| DATA TO EXAMINE |

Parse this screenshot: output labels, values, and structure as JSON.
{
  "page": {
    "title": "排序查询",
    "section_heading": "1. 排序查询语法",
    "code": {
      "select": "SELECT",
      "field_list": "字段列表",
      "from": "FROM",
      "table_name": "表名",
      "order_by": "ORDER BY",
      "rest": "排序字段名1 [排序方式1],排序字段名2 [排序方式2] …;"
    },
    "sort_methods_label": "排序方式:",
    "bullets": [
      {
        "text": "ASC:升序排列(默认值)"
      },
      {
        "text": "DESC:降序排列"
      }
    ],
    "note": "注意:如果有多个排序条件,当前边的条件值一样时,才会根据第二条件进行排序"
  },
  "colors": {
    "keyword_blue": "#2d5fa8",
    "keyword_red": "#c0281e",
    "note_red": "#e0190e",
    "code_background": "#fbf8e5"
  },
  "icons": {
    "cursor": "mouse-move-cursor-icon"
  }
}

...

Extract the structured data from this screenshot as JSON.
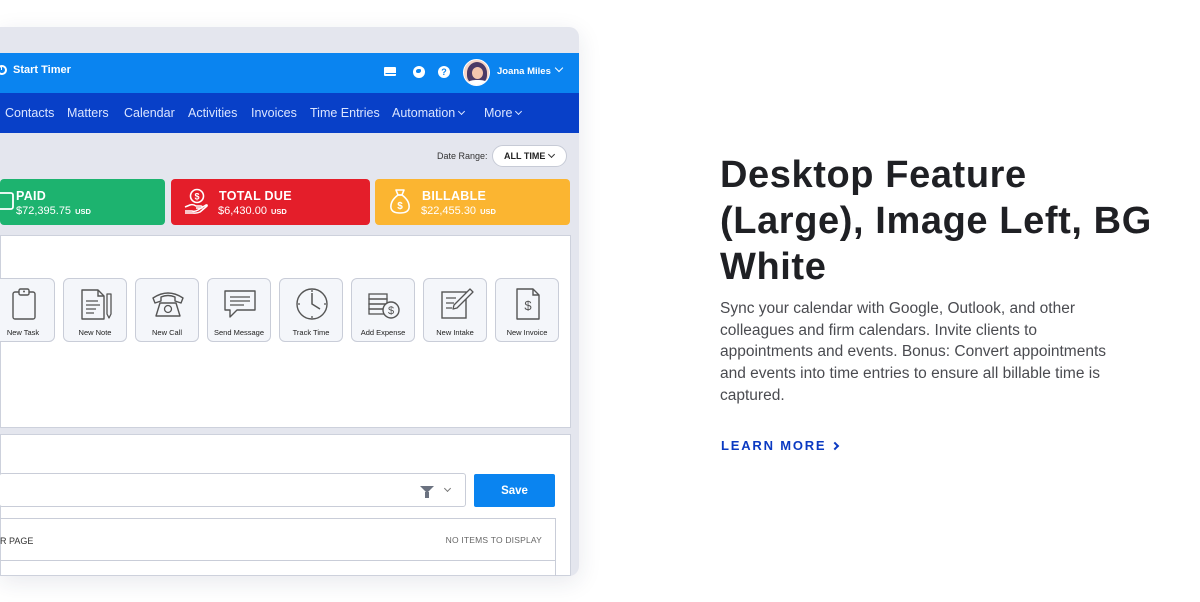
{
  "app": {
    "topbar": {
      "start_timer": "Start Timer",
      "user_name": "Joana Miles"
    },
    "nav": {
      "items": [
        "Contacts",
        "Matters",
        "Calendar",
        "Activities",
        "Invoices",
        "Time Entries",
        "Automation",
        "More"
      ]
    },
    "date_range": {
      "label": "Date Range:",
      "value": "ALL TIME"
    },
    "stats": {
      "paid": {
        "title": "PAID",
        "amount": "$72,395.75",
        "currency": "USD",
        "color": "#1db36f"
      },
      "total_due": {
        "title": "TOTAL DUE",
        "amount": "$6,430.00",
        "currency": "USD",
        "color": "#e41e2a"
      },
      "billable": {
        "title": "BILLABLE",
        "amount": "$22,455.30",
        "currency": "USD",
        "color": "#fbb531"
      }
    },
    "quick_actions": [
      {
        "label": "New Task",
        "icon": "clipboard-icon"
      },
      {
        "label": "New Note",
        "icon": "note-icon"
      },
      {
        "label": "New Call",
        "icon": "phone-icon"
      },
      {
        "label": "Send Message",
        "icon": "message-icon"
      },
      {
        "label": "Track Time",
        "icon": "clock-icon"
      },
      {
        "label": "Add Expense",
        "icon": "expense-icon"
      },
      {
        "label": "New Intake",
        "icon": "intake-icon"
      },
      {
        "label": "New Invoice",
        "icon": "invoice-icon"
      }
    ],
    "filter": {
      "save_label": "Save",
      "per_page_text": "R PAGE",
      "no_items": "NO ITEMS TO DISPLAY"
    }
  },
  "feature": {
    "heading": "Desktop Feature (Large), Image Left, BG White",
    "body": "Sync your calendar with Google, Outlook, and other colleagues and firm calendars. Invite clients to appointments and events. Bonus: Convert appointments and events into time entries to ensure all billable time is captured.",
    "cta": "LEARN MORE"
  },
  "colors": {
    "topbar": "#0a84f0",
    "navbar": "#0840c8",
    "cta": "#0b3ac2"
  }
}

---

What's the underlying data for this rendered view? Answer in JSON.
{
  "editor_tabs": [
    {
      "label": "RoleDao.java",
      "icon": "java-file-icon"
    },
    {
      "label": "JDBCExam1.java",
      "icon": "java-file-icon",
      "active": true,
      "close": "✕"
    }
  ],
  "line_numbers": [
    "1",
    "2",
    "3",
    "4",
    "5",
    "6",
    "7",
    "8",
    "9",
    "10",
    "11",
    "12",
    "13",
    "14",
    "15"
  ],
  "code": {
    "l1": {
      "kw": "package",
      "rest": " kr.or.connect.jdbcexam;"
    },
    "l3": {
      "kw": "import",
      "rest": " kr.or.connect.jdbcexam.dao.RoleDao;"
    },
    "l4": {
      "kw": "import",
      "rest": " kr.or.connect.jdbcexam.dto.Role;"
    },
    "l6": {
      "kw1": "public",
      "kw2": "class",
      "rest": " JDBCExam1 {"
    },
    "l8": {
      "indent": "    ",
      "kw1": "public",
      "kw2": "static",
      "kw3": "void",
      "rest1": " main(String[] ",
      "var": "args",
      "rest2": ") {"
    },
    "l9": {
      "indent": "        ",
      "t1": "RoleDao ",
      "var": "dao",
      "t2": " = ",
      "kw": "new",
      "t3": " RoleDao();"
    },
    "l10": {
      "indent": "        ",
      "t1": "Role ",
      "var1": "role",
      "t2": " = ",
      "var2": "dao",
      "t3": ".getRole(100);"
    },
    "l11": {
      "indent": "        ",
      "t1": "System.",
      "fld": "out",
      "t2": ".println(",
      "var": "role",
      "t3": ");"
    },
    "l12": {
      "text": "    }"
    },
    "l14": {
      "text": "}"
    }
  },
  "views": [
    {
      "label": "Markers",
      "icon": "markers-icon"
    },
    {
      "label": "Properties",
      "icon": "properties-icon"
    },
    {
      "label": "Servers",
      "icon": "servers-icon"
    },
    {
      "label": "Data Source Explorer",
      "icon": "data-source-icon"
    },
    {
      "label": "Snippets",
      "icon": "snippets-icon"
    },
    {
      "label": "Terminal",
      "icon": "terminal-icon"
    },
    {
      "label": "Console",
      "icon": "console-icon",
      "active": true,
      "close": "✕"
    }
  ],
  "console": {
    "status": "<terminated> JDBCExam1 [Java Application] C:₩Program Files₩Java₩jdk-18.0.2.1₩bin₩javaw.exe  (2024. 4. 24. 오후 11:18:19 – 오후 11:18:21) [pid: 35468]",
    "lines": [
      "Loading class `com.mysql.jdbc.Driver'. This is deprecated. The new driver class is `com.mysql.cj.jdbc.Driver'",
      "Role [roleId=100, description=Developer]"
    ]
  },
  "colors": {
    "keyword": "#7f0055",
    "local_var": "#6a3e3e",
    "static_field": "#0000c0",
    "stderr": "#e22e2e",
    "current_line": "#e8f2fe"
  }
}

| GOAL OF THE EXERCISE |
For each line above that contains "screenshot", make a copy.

| EXERCISE OUTPUT |
Parse this screenshot: output labels, values, and structure as JSON.
Extract the structured data from this screenshot as JSON.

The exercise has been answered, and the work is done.